Animal Farm to Table: a new kind of dinner theater

Posted July 19th, 2016

“Food is an engine for conversation as well as understanding a culture that is unlike our own.”

What is a food utopia? Writer and Artistic Director of the Renegade Company, Mike Durkin, admits that he doesn’t know what this ideal would look like. However, through Renegade’s new production, Animal Farm to Table, he hopes performers and audience members can put their heads together to understand what a food utopia might be and how it may be reached. Durkin believes that “food is an engine for conversation as well as understanding a culture that is unlike our own.”

An 3Animal Farm to Table is not a traditional theater experience. There isn’t a fourth wall to be broken because there are no walls. Described as one part performance, one part town-hall style discussion, and one part meal, Animal Farm to Table follows in the footsteps of previous Renegade shows. The Renegade Company partners with local artisans and community organizations to present familiar stories in new ways, reimagining and applying them to life in Philadelphia. They have presented shows in the Fringe Festival for the past four years, including productions such as Bathtub Moby-Dick and The Hunchback of Notre Dame . . . A Mute Play, with titles telling of their experimental nature.

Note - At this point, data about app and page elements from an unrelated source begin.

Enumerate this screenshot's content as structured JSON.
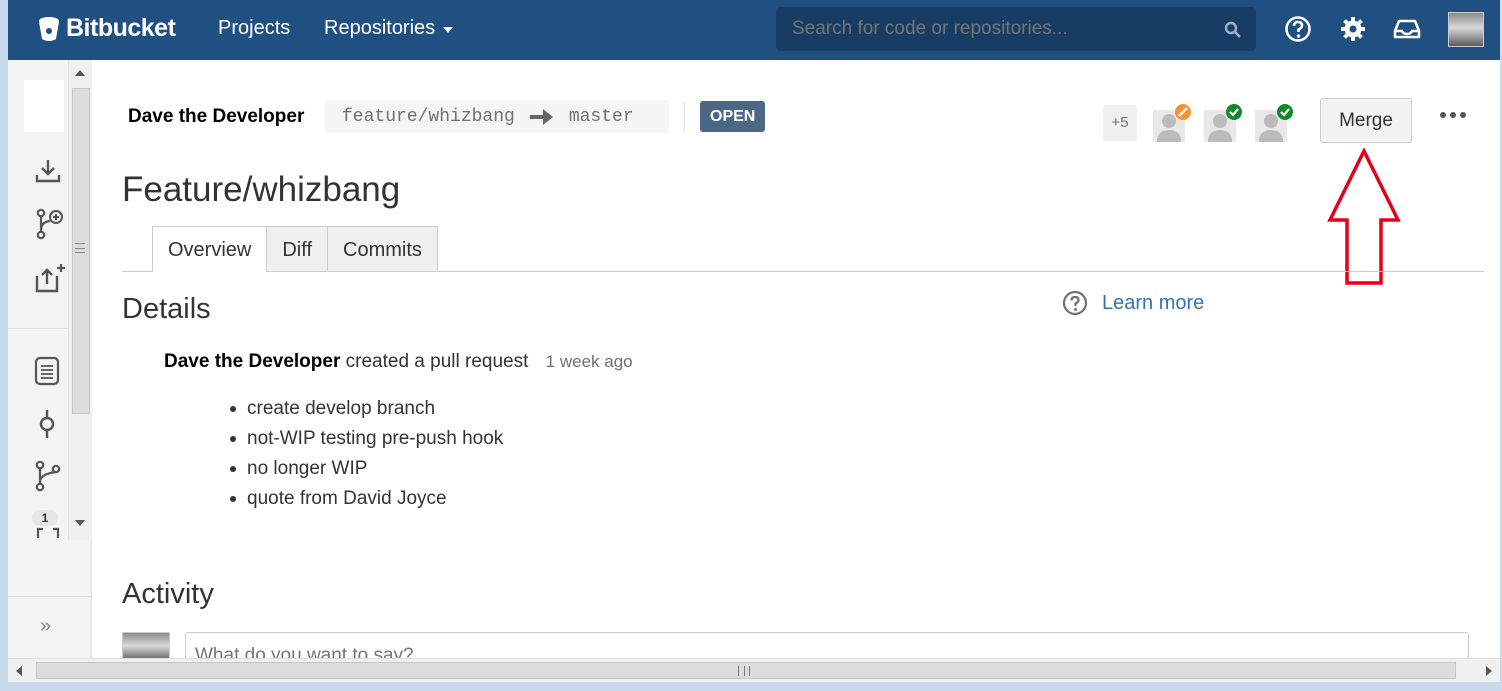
{
  "topbar": {
    "brand": "Bitbucket",
    "nav_projects": "Projects",
    "nav_repositories": "Repositories",
    "search_placeholder": "Search for code or repositories..."
  },
  "sidebar": {
    "badge_count": "1",
    "expand": "»"
  },
  "pull_request": {
    "author": "Dave the Developer",
    "source_branch": "feature/whizbang",
    "target_branch": "master",
    "status": "OPEN",
    "extra_reviewers": "+5",
    "merge_label": "Merge",
    "title": "Feature/whizbang",
    "tabs": [
      "Overview",
      "Diff",
      "Commits"
    ],
    "details_heading": "Details",
    "learn_more": "Learn more",
    "created_author": "Dave the Developer",
    "created_action": "created a pull request",
    "created_time": "1 week ago",
    "commits": [
      "create develop branch",
      "not-WIP testing pre-push hook",
      "no longer WIP",
      "quote from David Joyce"
    ],
    "activity_heading": "Activity",
    "comment_placeholder": "What do you want to say?"
  },
  "colors": {
    "header": "#205081",
    "link": "#3572b0",
    "status_badge": "#4a6785",
    "annotation": "#e3001b",
    "approved": "#14892c",
    "needs_work": "#f79232"
  },
  "icons": {
    "reviewers": [
      "needs-work-icon",
      "approved-icon",
      "approved-icon"
    ]
  }
}
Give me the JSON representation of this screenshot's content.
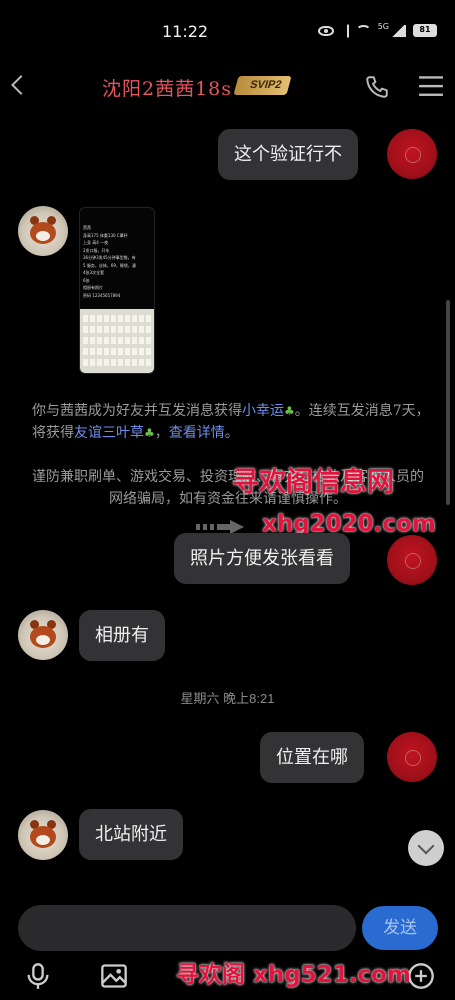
{
  "status_bar": {
    "time": "11:22",
    "network": "5G",
    "battery": "81"
  },
  "header": {
    "title": "沈阳2茜茜18s",
    "vip_badge": "SVIP2"
  },
  "messages": [
    {
      "id": "m1",
      "side": "me",
      "type": "text",
      "text": "这个验证行不"
    },
    {
      "id": "m2",
      "side": "peer",
      "type": "image",
      "image": {
        "lines": [
          "茜茜",
          "身高175  体重130 C罩杯",
          "上身  高4  一夜",
          "2发口服，开车",
          "36分钟3发45分钟事型推。有",
          "5   服务，丝袜，69，睡袋，漫",
          "4张3次全套",
          "6张",
          "相册有照片",
          "密码 12345657894"
        ]
      }
    },
    {
      "id": "sys1",
      "type": "system",
      "parts": [
        "你与茜茜成为好友并互发消息获得",
        "小幸运",
        "。连续互发消息7天，将获得",
        "友谊三叶草",
        "，",
        "查看详情",
        "。"
      ]
    },
    {
      "id": "sys2",
      "type": "system",
      "text": "谨防兼职刷单、游戏交易、投资理财、冒充公检法及客服人员的网络骗局，如有资金往来请谨慎操作。"
    },
    {
      "id": "m3",
      "side": "me",
      "type": "text",
      "text": "照片方便发张看看"
    },
    {
      "id": "m4",
      "side": "peer",
      "type": "text",
      "text": "相册有"
    },
    {
      "id": "sep1",
      "type": "date",
      "text": "星期六 晚上8:21"
    },
    {
      "id": "m5",
      "side": "me",
      "type": "text",
      "text": "位置在哪"
    },
    {
      "id": "m6",
      "side": "peer",
      "type": "text",
      "text": "北站附近"
    }
  ],
  "watermarks": {
    "top_title": "寻欢阁信息网",
    "top_url": "xhg2020.com",
    "bottom": "寻欢阁 xhg521.com"
  },
  "composer": {
    "input_value": "",
    "send_label": "发送"
  },
  "toolbar": {
    "icons": [
      "microphone-icon",
      "image-icon",
      "emoji-icon",
      "plus-icon"
    ]
  },
  "colors": {
    "title": "#e8555f",
    "highlight": "#6d8fe8",
    "send": "#2a6bd1",
    "watermark": "#e0143c"
  }
}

In Animal Farm to Table George Orwell’s allegorical, dystopian novella, Animal Farm, emerges at the Urban Creators’ Farm in North Philly where the audience will forage for food in preparation for the meal communally prepared at the end of the show. In Orwell’s novella the shortage of food, and the animals’ inability to access food without the farmer motivate their revolt. Although food is Orwell’s use, his tale demonstrates the power of sustenance to affect human interactions. For Renegade’s audience the food will be literal. “A key to this production is to come in with an open mind and open stomach,” Durkin advises.

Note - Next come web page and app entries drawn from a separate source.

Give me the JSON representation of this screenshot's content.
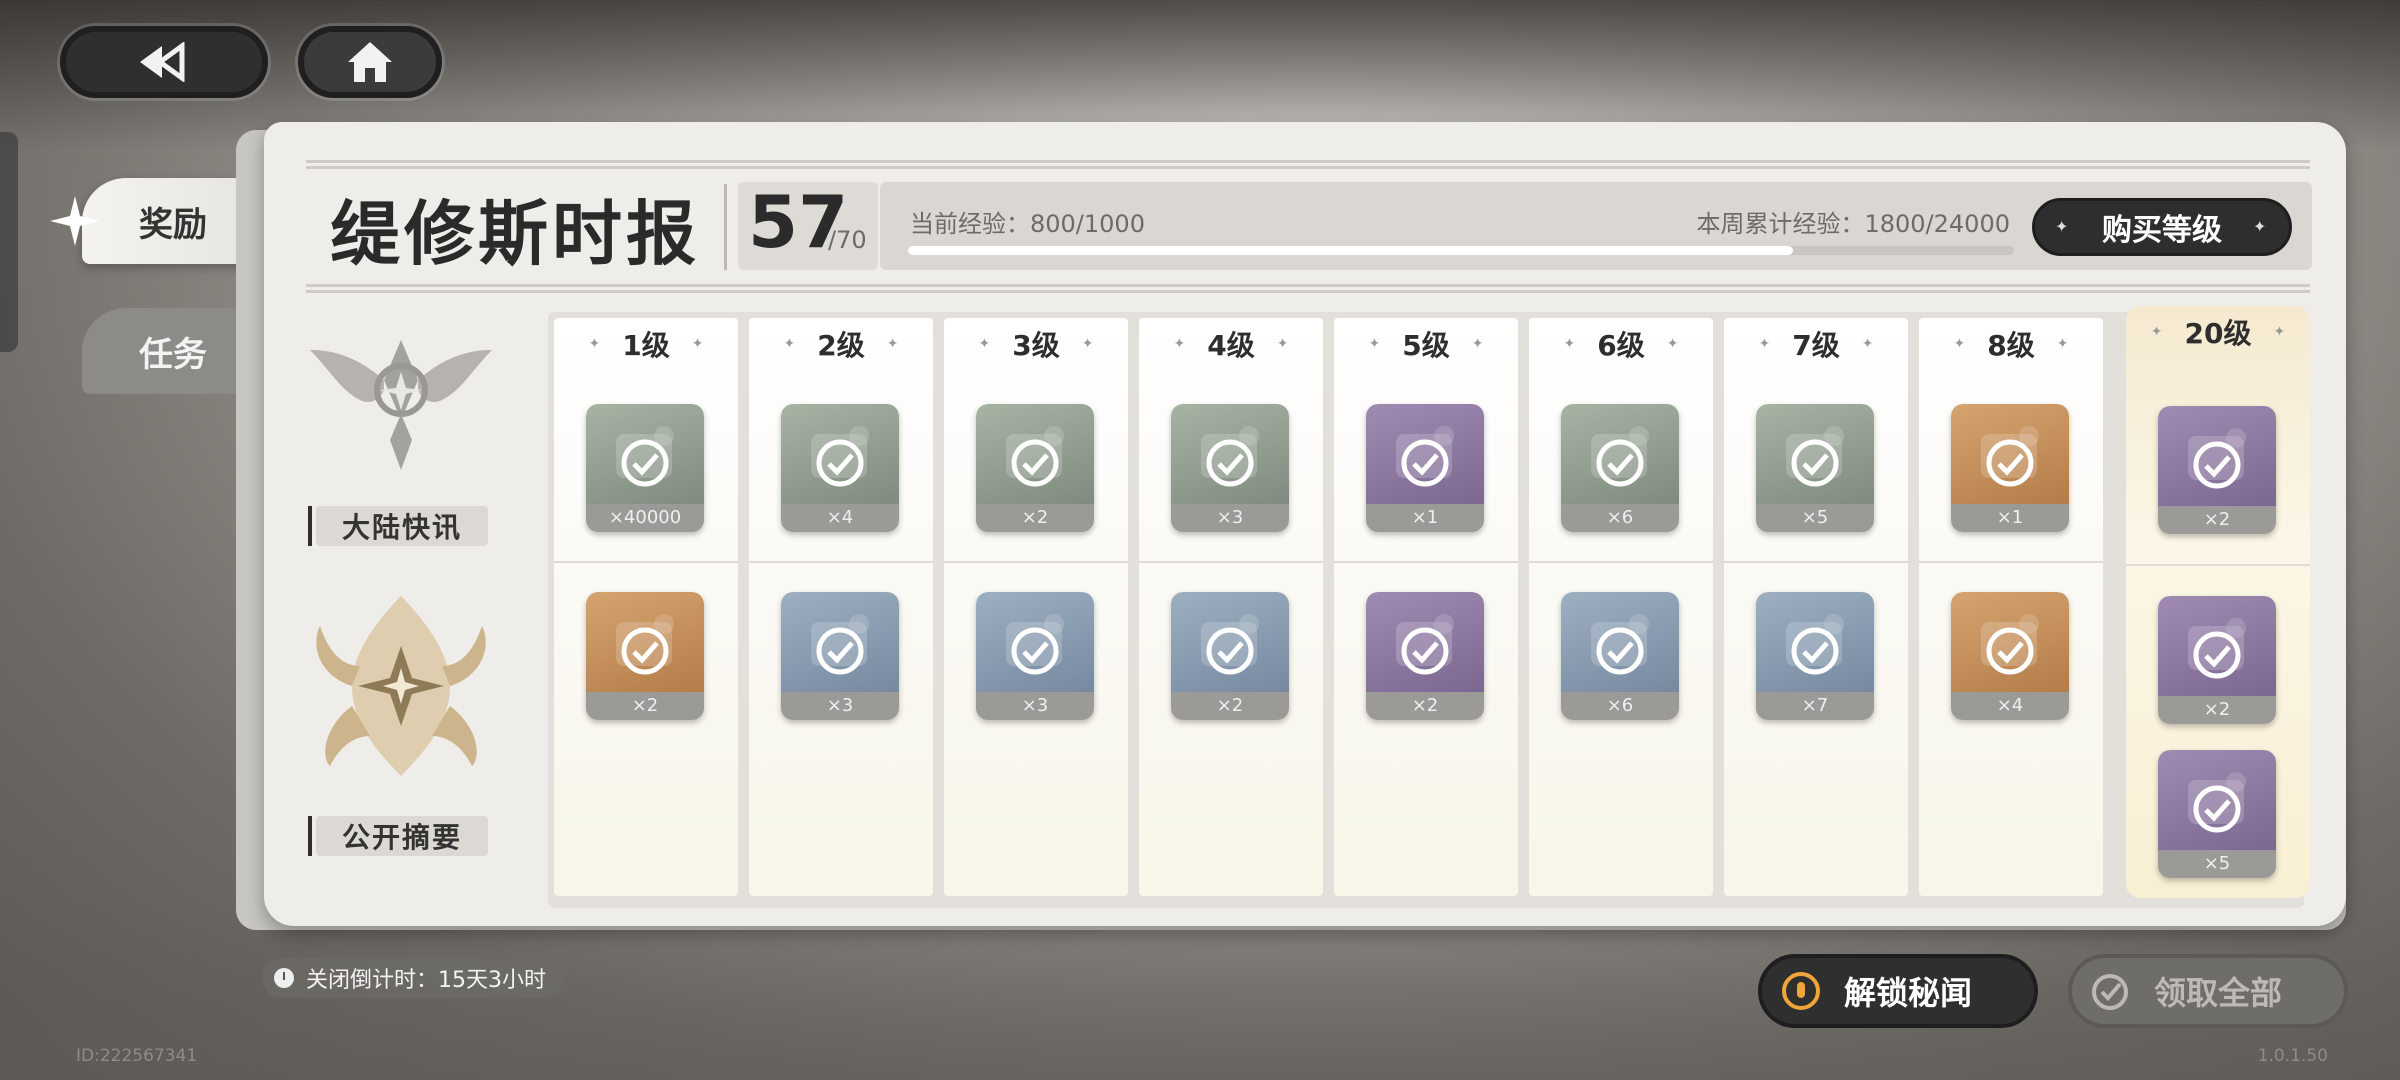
{
  "nav": {
    "back_icon": "back-icon",
    "home_icon": "home-icon"
  },
  "tabs": [
    {
      "label": "奖励",
      "active": true
    },
    {
      "label": "任务",
      "active": false
    }
  ],
  "header": {
    "title": "缇修斯时报",
    "level": "57",
    "level_max": "/70",
    "current_exp_label": "当前经验：800/1000",
    "weekly_exp_label": "本周累计经验：1800/24000",
    "exp_progress": 0.8,
    "buy_level_label": "购买等级"
  },
  "tracks": [
    {
      "label": "大陆快讯"
    },
    {
      "label": "公开摘要"
    }
  ],
  "levels": [
    {
      "label": "1级",
      "free": {
        "count": "×40000",
        "color": "green"
      },
      "premium": [
        {
          "count": "×2",
          "color": "orange"
        }
      ]
    },
    {
      "label": "2级",
      "free": {
        "count": "×4",
        "color": "green"
      },
      "premium": [
        {
          "count": "×3",
          "color": "blue"
        }
      ]
    },
    {
      "label": "3级",
      "free": {
        "count": "×2",
        "color": "green"
      },
      "premium": [
        {
          "count": "×3",
          "color": "blue"
        }
      ]
    },
    {
      "label": "4级",
      "free": {
        "count": "×3",
        "color": "green"
      },
      "premium": [
        {
          "count": "×2",
          "color": "blue"
        }
      ]
    },
    {
      "label": "5级",
      "free": {
        "count": "×1",
        "color": "purple"
      },
      "premium": [
        {
          "count": "×2",
          "color": "purple"
        }
      ]
    },
    {
      "label": "6级",
      "free": {
        "count": "×6",
        "color": "green"
      },
      "premium": [
        {
          "count": "×6",
          "color": "blue"
        }
      ]
    },
    {
      "label": "7级",
      "free": {
        "count": "×5",
        "color": "green"
      },
      "premium": [
        {
          "count": "×7",
          "color": "blue"
        }
      ]
    },
    {
      "label": "8级",
      "free": {
        "count": "×1",
        "color": "orange"
      },
      "premium": [
        {
          "count": "×4",
          "color": "orange"
        }
      ]
    },
    {
      "label": "20级",
      "free": {
        "count": "×2",
        "color": "purple"
      },
      "premium": [
        {
          "count": "×2",
          "color": "purple"
        },
        {
          "count": "×5",
          "color": "purple"
        }
      ]
    }
  ],
  "footer": {
    "countdown": "关闭倒计时：15天3小时",
    "unlock_label": "解锁秘闻",
    "claim_all_label": "领取全部",
    "id_text": "ID:222567341",
    "version": "1.0.1.50"
  }
}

Mike Durkin worked at a branch of the Free Library adjacent to the Urban Creators’ Farm in Nicetown when he became interested in food culture in Philadelphia. He observed the food culture of the farm, noted what his students ate, as a result the idea for Animal Farm to Table arose. Together with community partner, Farm to City, Renegade began working on Animal Farm to Table by distributing surveys related to food purchases at the Rittenhouse Square Farmer’s Market. Renegade wanted to find out how Philadelphians feel about access to sustainable foods, food hierarchy, and ethical consumption. Many of the answers Renegade received dealt with the question of quality rather than access, but Durkin doesn’t despair. In the coming weeks he’s conducting further surveys at the Port Richmond Farmer’s Market.

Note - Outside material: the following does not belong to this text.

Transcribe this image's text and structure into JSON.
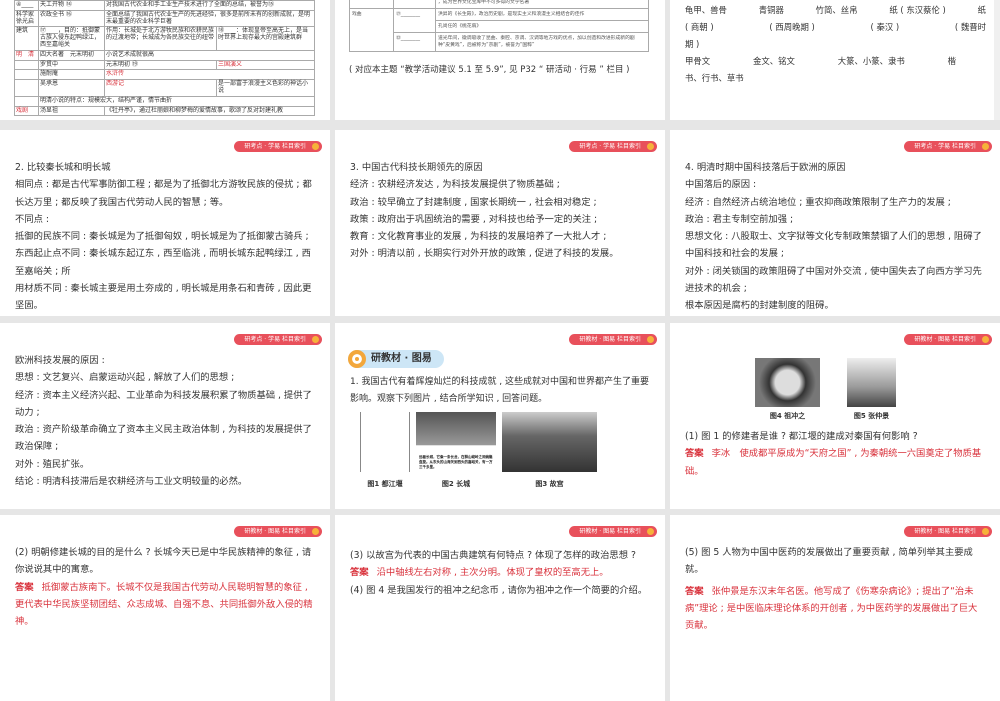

An1Last month Renegade did a work-in-progress showing at the Painted Bride Art Center. “That piece was set in a theater, which is not at all like what the Fringe piece will look like. So that experience was more about understanding the role the audience has in our story, and we learned that we need to be transparent with our actions and the way we talk with audience members,” Durkin explains. The Fringe production of Animal Farm to Table promises to be a communal learning experience, a vegetarian delight, and a platform for an often overlooked topic to become the focus of conversation. Although Durkin doesn’t believe he has a vision of a food utopia, he shares an idealistic sentiment, saying “we are here to learn from one another and hopefully inspire change without our specific communities.”

Animal Farm to Table
The Urban Creators Farm
11th and Dauphin Streets
Sept 8–10 at 6pm
Sept 11 at 3pm
Sept 12 + 15–17 at 6pm
Sept 18 at 3pm

—Emily Dombrovskaya